Additionally, the turnover threshold for obtaining the 100% tax deduction has been increased from Rs.250 million (approx. US$3.5 million) to Rs.1 billion (approx. US$14 million).

In a purported attempt to increase tax collection, the Budget has also introduced tax collection at source (TCS) on overseas remittances, sale of overseas tour packages and on sale of goods in excess of Rs.5 million (US$0.7 million) per year.

A withholding tax of 1% has also been introduced which is to be paid by e-commerce operators for sale of goods or provision of service by Indian suppliers facilitated through their digital or electronic facility or platform.

On the personal income tax front, the Budget provides for significant changes to the current rates and exemptions available and provides for an alternative scheme of taxation.

In a bid to widen the tax net, the Budget introduces a new residency test to loop in “stateless” Indian citizens who are not liable to tax in any other jurisdiction. This move is aimed to restrict the movement of the rich and super rich to tax havens and is some sort of an anti-avoidance measure.

In a similar vein, the Budget has also reduced the threshold for an Indian citizen to become a tax resident from 182 days to 120 days in certain cases.

In order to streamline the tax administration process, the Budget has proposed a slew of measures such as introduction of faceless assessments, widening the scope of matters taken up by the Dispute Resolution Panel to include foreign taxpayers other than foreign companies and also widen the scope of assessments that can be challenged by the taxpayers.

The Budget also introduces an amnesty scheme for direct taxes similar to the amnesty scheme introduced last year for indirect taxes.

Under the scheme, the taxpayer would be required to pay only the amount of the disputed taxes and will get complete waiver of interest and penalty provided the payment is made by 31 March 2020.

Lastly, the Finance Minister has proposed the introduction of a taxpayer’s charter which is intended to end tax harassment by setting out the rights of a taxpayer in the ITA with a view to facilitate trust between the tax administration and tax payers.

In summary, the Budget does not provide the big bang reforms that the economy required and the market expected. Despite asks from the market participants to reintroduce the long-term capital gains exemption on listed securities and reduction of the holding period for long-term gains, the Budget does not make any mention of it.

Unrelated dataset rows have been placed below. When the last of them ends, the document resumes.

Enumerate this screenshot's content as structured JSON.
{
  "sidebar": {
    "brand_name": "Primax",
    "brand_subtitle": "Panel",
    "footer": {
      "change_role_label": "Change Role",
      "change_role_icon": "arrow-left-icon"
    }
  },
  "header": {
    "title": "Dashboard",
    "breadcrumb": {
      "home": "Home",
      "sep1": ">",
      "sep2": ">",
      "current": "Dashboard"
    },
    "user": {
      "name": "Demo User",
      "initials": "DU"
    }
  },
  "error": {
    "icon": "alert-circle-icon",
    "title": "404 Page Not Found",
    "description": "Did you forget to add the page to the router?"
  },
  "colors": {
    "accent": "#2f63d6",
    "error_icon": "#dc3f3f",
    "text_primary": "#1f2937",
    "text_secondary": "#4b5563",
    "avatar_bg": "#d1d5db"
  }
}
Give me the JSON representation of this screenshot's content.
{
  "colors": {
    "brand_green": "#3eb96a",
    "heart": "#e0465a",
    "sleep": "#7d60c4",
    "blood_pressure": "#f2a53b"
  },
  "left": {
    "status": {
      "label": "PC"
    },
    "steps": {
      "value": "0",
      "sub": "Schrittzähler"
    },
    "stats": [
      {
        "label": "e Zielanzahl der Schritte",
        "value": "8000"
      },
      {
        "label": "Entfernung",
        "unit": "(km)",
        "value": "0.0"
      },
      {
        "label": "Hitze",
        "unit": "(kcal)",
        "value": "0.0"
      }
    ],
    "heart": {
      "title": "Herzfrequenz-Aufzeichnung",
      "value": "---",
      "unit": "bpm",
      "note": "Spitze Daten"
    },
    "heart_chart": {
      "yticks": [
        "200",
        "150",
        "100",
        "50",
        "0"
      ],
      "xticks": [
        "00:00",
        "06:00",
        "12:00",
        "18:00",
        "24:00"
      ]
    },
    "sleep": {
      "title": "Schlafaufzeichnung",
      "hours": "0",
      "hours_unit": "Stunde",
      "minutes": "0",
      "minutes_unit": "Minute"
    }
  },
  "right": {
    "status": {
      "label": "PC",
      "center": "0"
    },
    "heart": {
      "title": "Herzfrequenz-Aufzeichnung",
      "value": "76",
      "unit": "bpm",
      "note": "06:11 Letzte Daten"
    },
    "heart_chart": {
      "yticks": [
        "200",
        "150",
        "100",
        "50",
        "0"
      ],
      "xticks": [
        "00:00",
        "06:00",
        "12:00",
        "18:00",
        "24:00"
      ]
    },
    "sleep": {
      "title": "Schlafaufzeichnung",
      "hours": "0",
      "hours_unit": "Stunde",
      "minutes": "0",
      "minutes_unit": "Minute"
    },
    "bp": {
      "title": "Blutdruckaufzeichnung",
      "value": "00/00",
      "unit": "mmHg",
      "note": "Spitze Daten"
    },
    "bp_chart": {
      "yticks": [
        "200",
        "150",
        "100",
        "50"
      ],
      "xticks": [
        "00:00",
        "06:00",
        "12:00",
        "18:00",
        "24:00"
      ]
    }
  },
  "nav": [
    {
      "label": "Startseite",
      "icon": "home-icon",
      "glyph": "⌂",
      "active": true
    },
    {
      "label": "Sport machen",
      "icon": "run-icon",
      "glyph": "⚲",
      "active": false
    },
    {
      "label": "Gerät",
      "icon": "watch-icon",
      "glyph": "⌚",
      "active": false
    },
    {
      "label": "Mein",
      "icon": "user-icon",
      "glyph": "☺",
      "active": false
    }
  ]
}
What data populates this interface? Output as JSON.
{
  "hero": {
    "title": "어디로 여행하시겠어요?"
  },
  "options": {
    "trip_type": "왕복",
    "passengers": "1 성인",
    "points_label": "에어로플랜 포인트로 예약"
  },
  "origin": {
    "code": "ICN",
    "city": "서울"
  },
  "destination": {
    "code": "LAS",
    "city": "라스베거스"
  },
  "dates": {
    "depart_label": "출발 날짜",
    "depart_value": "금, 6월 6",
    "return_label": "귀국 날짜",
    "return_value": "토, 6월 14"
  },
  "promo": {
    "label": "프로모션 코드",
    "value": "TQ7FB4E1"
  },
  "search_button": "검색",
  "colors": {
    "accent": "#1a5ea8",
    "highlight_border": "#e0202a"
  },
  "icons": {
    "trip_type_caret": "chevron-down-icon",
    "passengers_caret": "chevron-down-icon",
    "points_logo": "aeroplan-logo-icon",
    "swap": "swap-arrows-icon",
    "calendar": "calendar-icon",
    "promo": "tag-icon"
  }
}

The tax measures proposed are limited to rationalization of existing provisions and providing a boost to certain targeted sectors, said Nishith Desai.


Please enter your comment!
Please enter your name here